LISTED ENTRIES Block Start

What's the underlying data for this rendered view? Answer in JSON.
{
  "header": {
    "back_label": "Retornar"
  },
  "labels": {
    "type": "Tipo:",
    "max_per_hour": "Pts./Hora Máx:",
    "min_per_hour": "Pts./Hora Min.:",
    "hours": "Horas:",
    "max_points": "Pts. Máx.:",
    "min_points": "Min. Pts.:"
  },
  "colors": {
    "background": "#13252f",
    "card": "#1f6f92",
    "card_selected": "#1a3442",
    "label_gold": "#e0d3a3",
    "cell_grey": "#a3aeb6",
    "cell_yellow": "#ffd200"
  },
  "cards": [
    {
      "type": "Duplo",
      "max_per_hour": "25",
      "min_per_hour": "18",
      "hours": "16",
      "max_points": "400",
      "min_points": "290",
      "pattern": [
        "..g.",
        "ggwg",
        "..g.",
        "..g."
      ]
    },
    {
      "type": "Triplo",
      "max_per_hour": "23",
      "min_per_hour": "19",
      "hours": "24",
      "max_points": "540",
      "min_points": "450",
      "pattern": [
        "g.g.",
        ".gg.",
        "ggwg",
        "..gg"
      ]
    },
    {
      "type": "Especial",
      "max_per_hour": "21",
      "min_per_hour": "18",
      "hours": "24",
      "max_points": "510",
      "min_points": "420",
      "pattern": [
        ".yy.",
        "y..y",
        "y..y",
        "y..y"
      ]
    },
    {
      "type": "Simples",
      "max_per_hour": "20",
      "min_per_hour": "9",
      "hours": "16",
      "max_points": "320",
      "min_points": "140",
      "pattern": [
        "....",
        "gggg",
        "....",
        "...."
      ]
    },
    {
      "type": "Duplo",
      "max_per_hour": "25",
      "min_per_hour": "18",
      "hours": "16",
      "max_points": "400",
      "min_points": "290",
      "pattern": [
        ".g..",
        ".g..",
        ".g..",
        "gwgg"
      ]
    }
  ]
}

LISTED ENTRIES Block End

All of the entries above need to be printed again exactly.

What's the underlying data for this rendered view? Answer in JSON.
{
  "header": {
    "back_label": "Retornar"
  },
  "labels": {
    "type": "Tipo:",
    "max_per_hour": "Pts./Hora Máx:",
    "min_per_hour": "Pts./Hora Min.:",
    "hours": "Horas:",
    "max_points": "Pts. Máx.:",
    "min_points": "Min. Pts.:"
  },
  "colors": {
    "background": "#13252f",
    "card": "#1f6f92",
    "card_selected": "#1a3442",
    "label_gold": "#e0d3a3",
    "cell_grey": "#a3aeb6",
    "cell_yellow": "#ffd200"
  },
  "cards": [
    {
      "type": "Duplo",
      "max_per_hour": "25",
      "min_per_hour": "18",
      "hours": "16",
      "max_points": "400",
      "min_points": "290",
      "pattern": [
        "..g.",
        "ggwg",
        "..g.",
        "..g."
      ]
    },
    {
      "type": "Triplo",
      "max_per_hour": "23",
      "min_per_hour": "19",
      "hours": "24",
      "max_points": "540",
      "min_points": "450",
      "pattern": [
        "g.g.",
        ".gg.",
        "ggwg",
        "..gg"
      ]
    },
    {
      "type": "Especial",
      "max_per_hour": "21",
      "min_per_hour": "18",
      "hours": "24",
      "max_points": "510",
      "min_points": "420",
      "pattern": [
        ".yy.",
        "y..y",
        "y..y",
        "y..y"
      ]
    },
    {
      "type": "Simples",
      "max_per_hour": "20",
      "min_per_hour": "9",
      "hours": "16",
      "max_points": "320",
      "min_points": "140",
      "pattern": [
        "....",
        "gggg",
        "....",
        "...."
      ]
    },
    {
      "type": "Duplo",
      "max_per_hour": "25",
      "min_per_hour": "18",
      "hours": "16",
      "max_points": "400",
      "min_points": "290",
      "pattern": [
        ".g..",
        ".g..",
        ".g..",
        "gwgg"
      ]
    }
  ]
}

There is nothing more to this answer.